Milestones shouldn’t be the only markers on the timeline. It may feel like babysitting, but check-ins help keep partners accountable. Partners don’t want to disappoint, so if you tell them you are going to check on their progress 3 weeks down the road they will want to have something to show you. This is why we also advise putting check-ins in-between milestones. If they should be about halfway towards a goal but you check-in and they have barely started, you now know they need your help. Without the check-in, you wouldn’t have otherwise gotten this insight and been able to push them back on track.

Below is an example of a timeline that aligns with the milestone graphic above:

 Timeline for partner onboarding

Now they have milestones and a timeline, but how can you ensure they track to it?

3. Incentives that align to the field

You may have noticed in the first image that there are also incentives matched to each milestone. Monetary goals are the extra push that some partners need to drive the sale. Most customers we work with seem to understand why this is necessary, and tell us that it has helped their partners stick to the timeline and persevere on a sale when they otherwise might not have.

Go two steps beyond partner incentives

What many of our customers don’t think about is looking past incentivizing just the partners.

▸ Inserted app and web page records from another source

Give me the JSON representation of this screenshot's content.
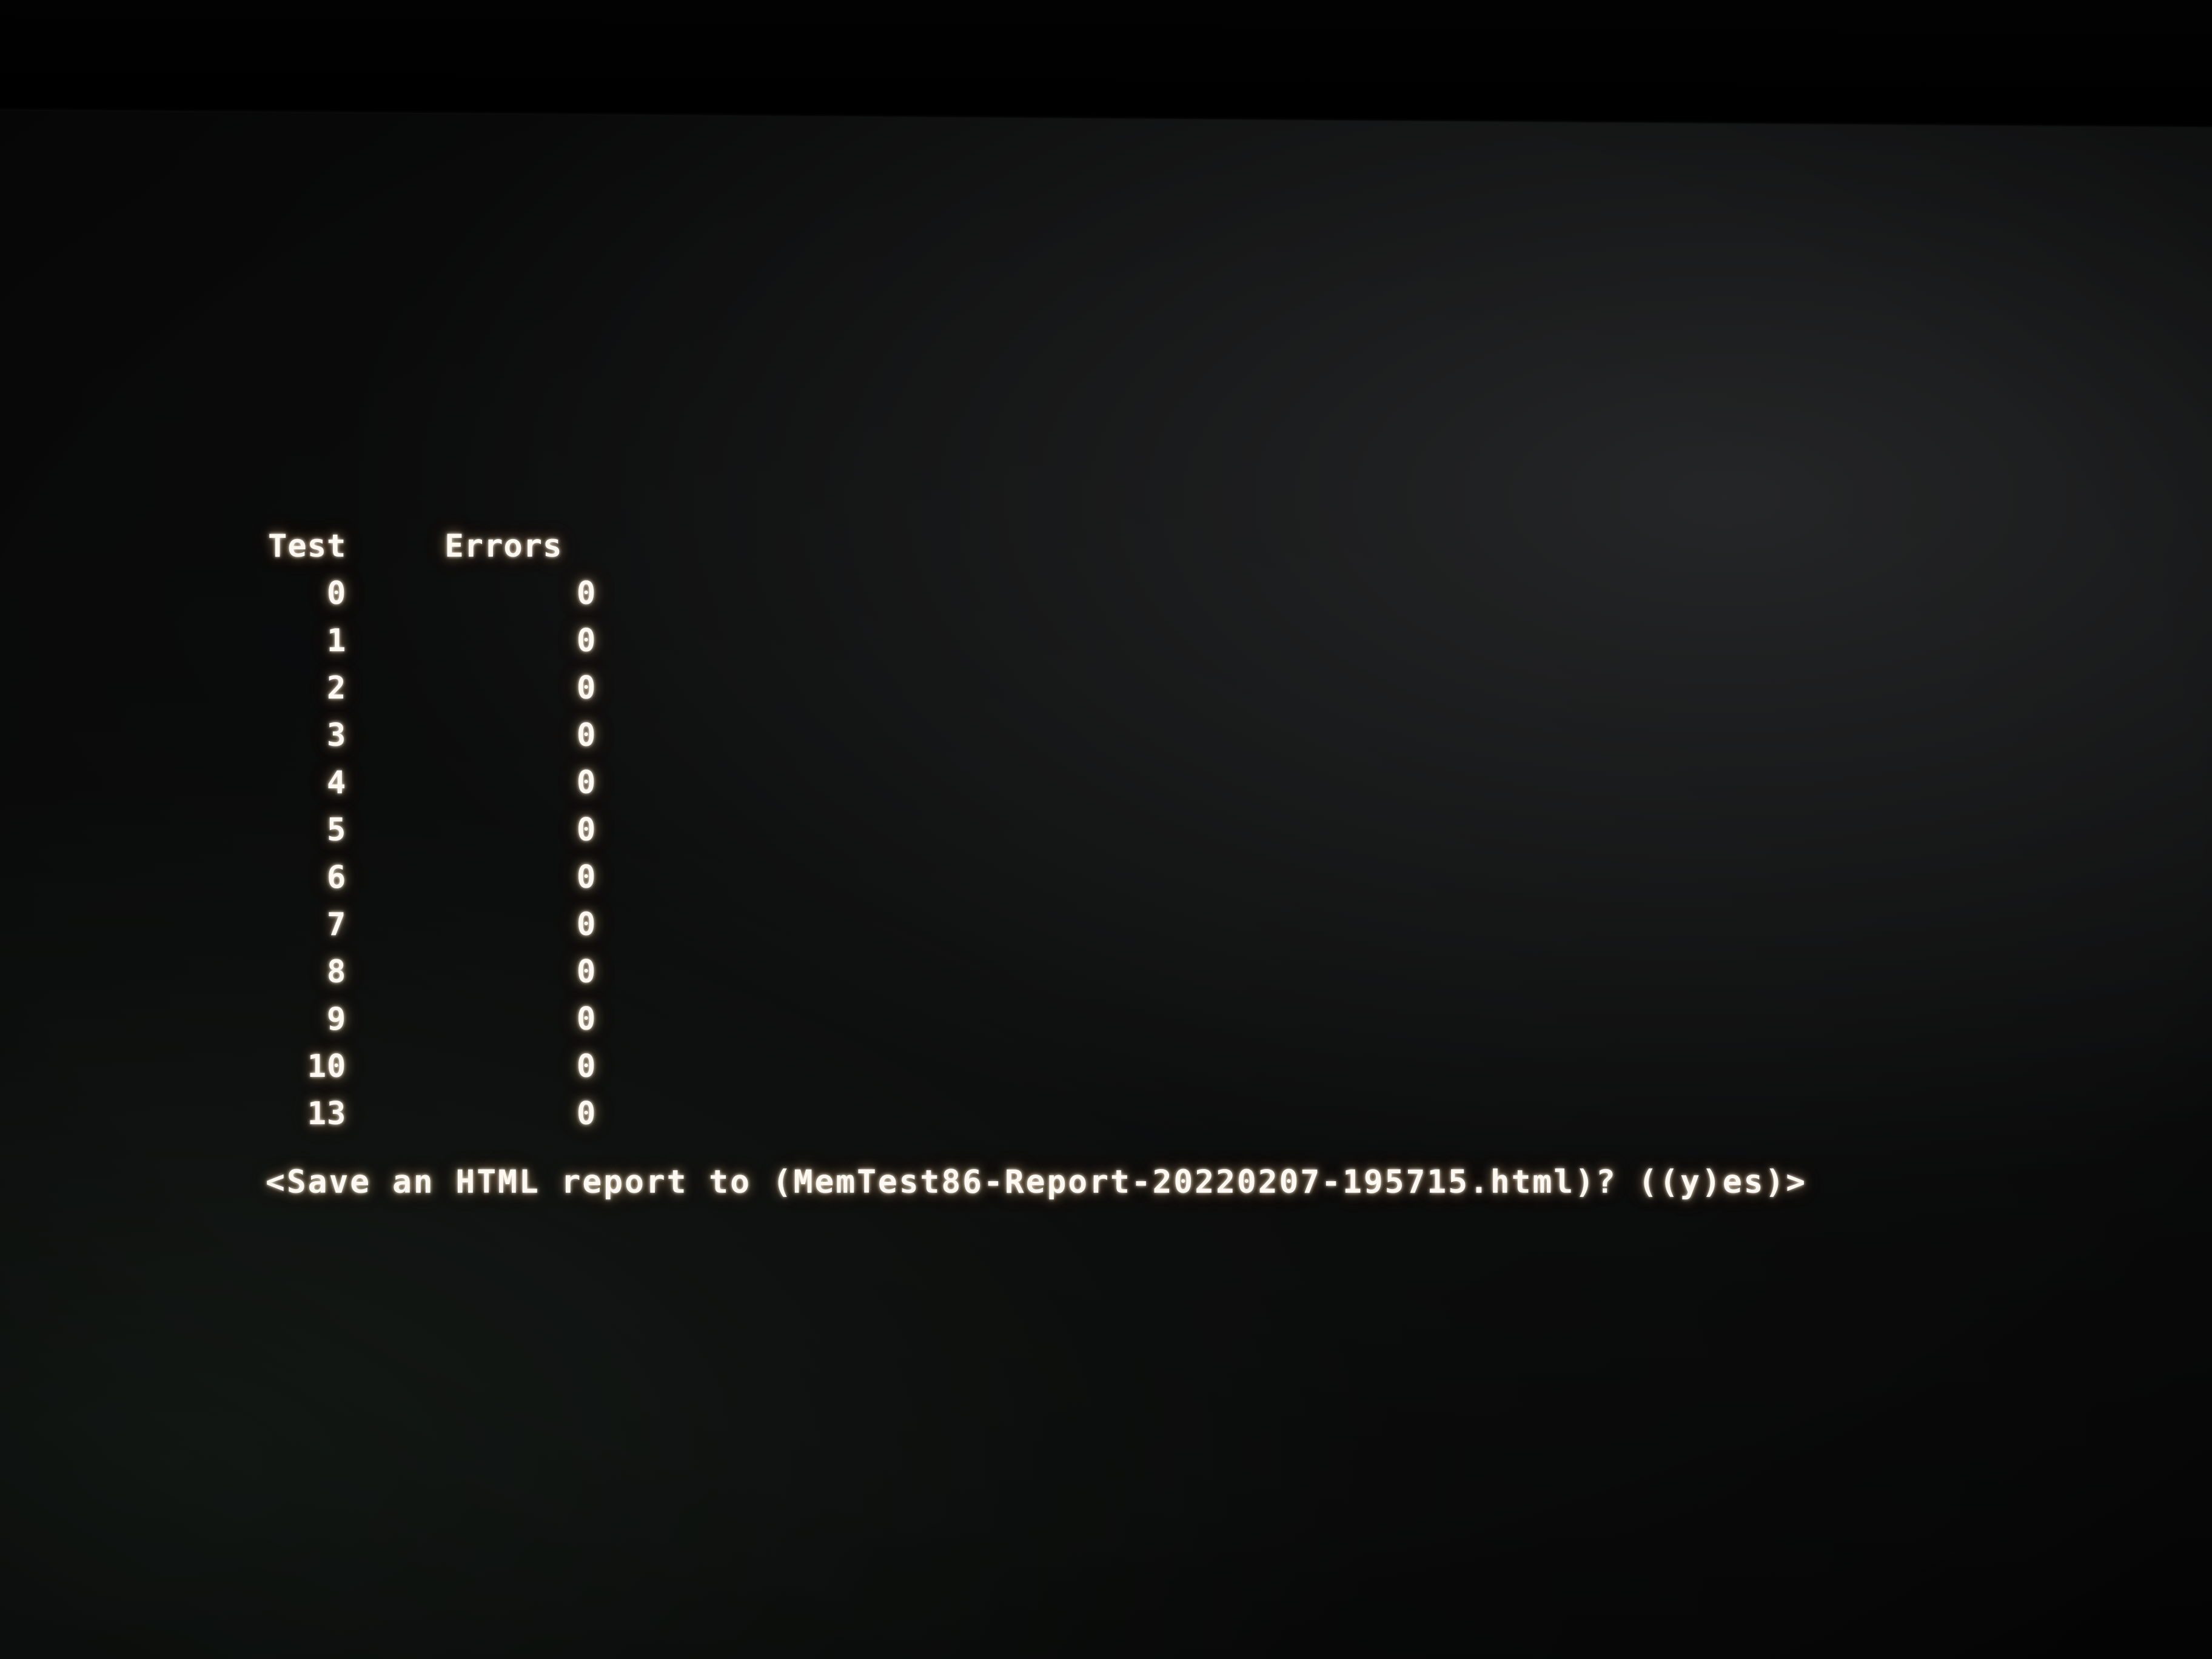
{
  "app": {
    "name": "MemTest86",
    "screen": "test-results"
  },
  "results": {
    "headers": {
      "test": "Test",
      "errors": "Errors"
    },
    "rows": [
      {
        "test": "0",
        "errors": "0"
      },
      {
        "test": "1",
        "errors": "0"
      },
      {
        "test": "2",
        "errors": "0"
      },
      {
        "test": "3",
        "errors": "0"
      },
      {
        "test": "4",
        "errors": "0"
      },
      {
        "test": "5",
        "errors": "0"
      },
      {
        "test": "6",
        "errors": "0"
      },
      {
        "test": "7",
        "errors": "0"
      },
      {
        "test": "8",
        "errors": "0"
      },
      {
        "test": "9",
        "errors": "0"
      },
      {
        "test": "10",
        "errors": "0"
      },
      {
        "test": "13",
        "errors": "0"
      }
    ]
  },
  "prompt": {
    "full_text": "<Save an HTML report to (MemTest86-Report-20220207-195715.html)? ((y)es)>",
    "question": "Save an HTML report to",
    "filename": "MemTest86-Report-20220207-195715.html",
    "options": "((y)es)"
  },
  "colors": {
    "text": "#fdf9f2",
    "background": "#000000",
    "glow": "#ffd6a0"
  }
}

The step beyond this is incentivizing the field members. Wait - there’s more – two steps beyond this is knowing that field incentives also need to be aligned to the partner incentives.

This alignment aspect is the key to a successful channel incentives program. Partner rewards are tied to milestones, so field rewards should be tied to the same milestones. When a partner makes their first sale, the partner and field member that helped them get there should both receive a monetary reward. The field members share responsibility with the partner; they are on the same team. The field member is more likely to push a partner towards a milestone when it benefits both parties.

Use incentives to increase visibility

Incentive alignment gives field members more visibility into a partner’s schedule, because they have the same one. A field can provide more tactful advice and resources if they are more knowledgeable about the seller’s path.

To learn more about how to structure incentives, view our previous blog on the subject.

Don't commit the biggest danger in channel management

In short, setting your partner up for success helps you achieve success. The biggest danger in channel recruitment, and what we tent to see most often, is that people will identify a recruit, send them a bunch of to-dos, and move on to the next partner.

 Lay down your stepping stones and don’t have them get covered in moss. Stick with your partners long enough to see them succeed and receive return on them as an investment. Create milestones, generate a timeline, and align your field and partner incentives.


Richard Flynn

Richard Flynn is a recognized leader in channels and go-to-market business strategy and execution. A Founding Partner and Chief Marketing Officer for Spur Reply, Richard has over 25 years of go-to-market experience in sales transformation, channel management, and customer marketing.